Texas family courts encourage the continuation of strong parent-child ties when parents separate or divorce. Some parents, harboring hard feelings toward an ex, find child custody or visitation arrangements difficult to support. Most parents resolve issues over parenting arrangements with or without the court’s help — some parents take the child and flee.
The mother of a 10-year-old boy was arrested recently when she stepped off a plane in Dallas-Fort Worth. The woman, a green card holder from India, was married to the child’s Texas father in 2003. The marriage was brief, but a custody battle ensued that ended with a court order in 2006, awarding the father primary physical custody.
A year later, the mother took the child, then about 3, and fled to India. During the next seven years, the woman and boy traveled throughout Europe and Asia. The U.S. father employed a private investigator and engaged federal officials to try to reunite with his son.
The task of getting a child back is frustrated by countries’ conflicting family laws. India is not a participant in the Hague Convention on the Civil Aspects of International Child Abduction. The treaty supports returning an abducted child to his or her country of “habitual residence” – the country from which the child was taken.
The boy, who accompanied his mother, saw his father for the first time in seven years.

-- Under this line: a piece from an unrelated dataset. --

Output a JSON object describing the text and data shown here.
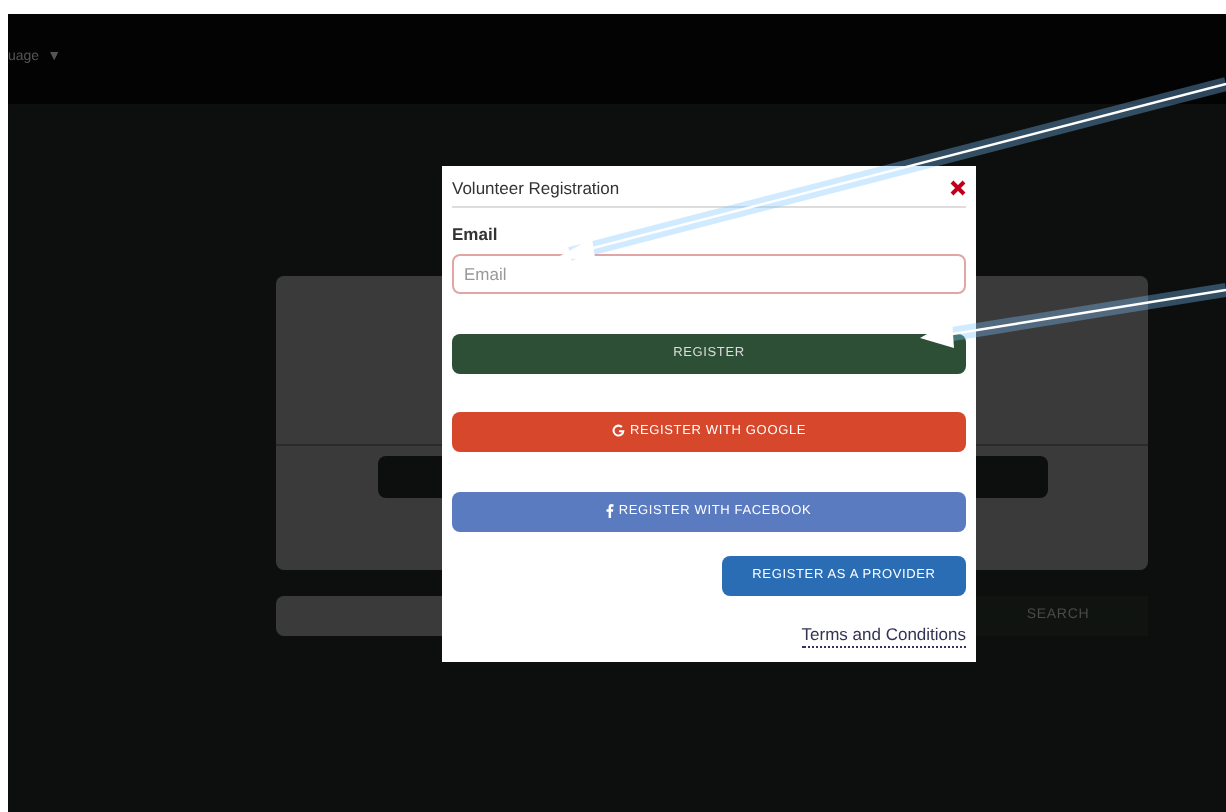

The mother, denied access to her son and facing felony child custody interference charges, has chosen to stay in Texas until the criminal and custody issues are resolved.
Parents violate the Texas Penal Code when they retain or take a child against temporary or permanent child custody orders. This applies when a parent removes a minor child to a location outside the court’s jurisdiction area, including across state lines and out of the country. Federal officials reported more than 700 international abductions cases last year.
Source: The Dallas Morning News, “Mother’s arrest at D/FW Airport shows difficulties of international custody disputes” Julieta Chiquillo, Sep. 15, 2014